Work required:
Give the data again exactly, without its images.

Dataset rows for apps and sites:
Segment Open
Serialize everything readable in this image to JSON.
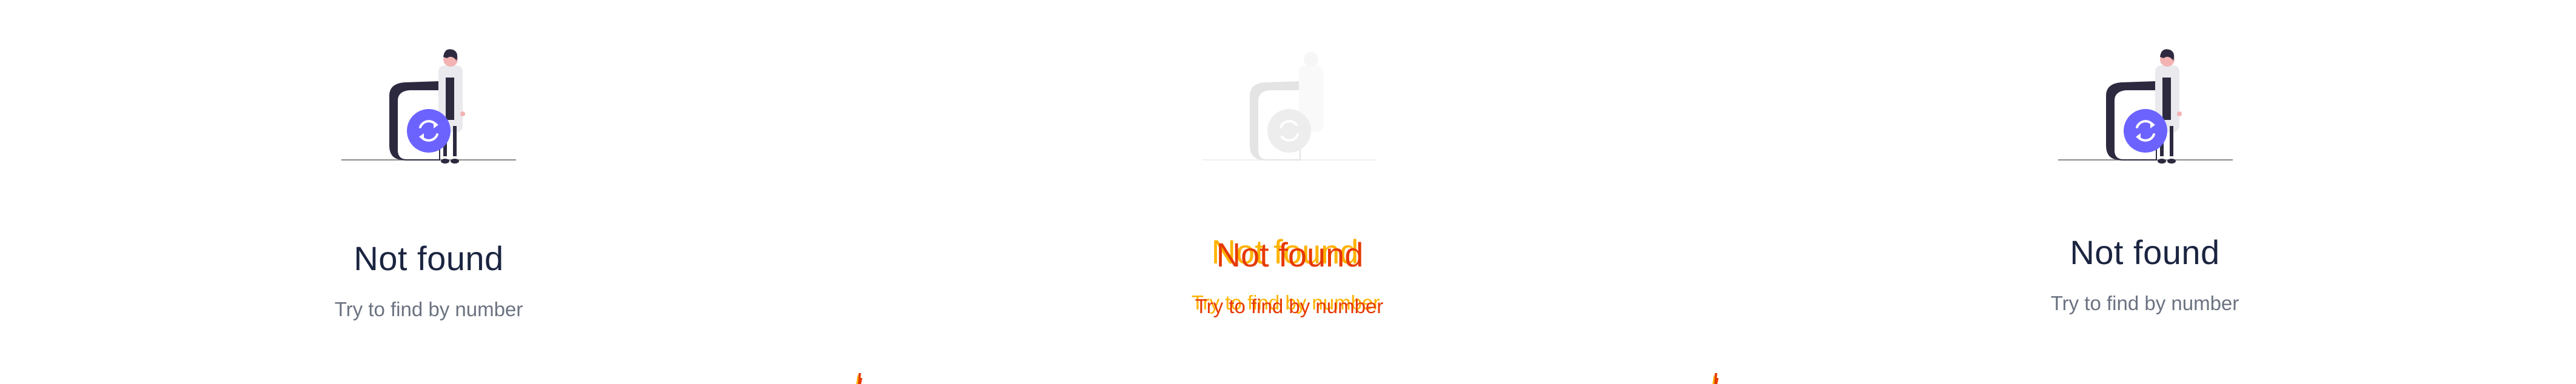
{
  "panels": [
    {
      "id": "left",
      "title": "Not found",
      "subtitle": "Try to find by number",
      "icon": "refresh-icon"
    },
    {
      "id": "middle",
      "title": "Not found",
      "subtitle": "Try to find by number",
      "icon": "refresh-icon",
      "state": "transition"
    },
    {
      "id": "right",
      "title": "Not found",
      "subtitle": "Try to find by number",
      "icon": "refresh-icon"
    }
  ],
  "colors": {
    "accent": "#6c63ff",
    "title": "#1b2440",
    "subtitle": "#6b7280",
    "glitch_red": "#e63900",
    "glitch_yellow": "#ffb300"
  }
}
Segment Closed
Answer to this task:
Serialize everything readable in this image to JSON.
{
  "panels": [
    {
      "id": "left",
      "title": "Not found",
      "subtitle": "Try to find by number",
      "icon": "refresh-icon"
    },
    {
      "id": "middle",
      "title": "Not found",
      "subtitle": "Try to find by number",
      "icon": "refresh-icon",
      "state": "transition"
    },
    {
      "id": "right",
      "title": "Not found",
      "subtitle": "Try to find by number",
      "icon": "refresh-icon"
    }
  ],
  "colors": {
    "accent": "#6c63ff",
    "title": "#1b2440",
    "subtitle": "#6b7280",
    "glitch_red": "#e63900",
    "glitch_yellow": "#ffb300"
  }
}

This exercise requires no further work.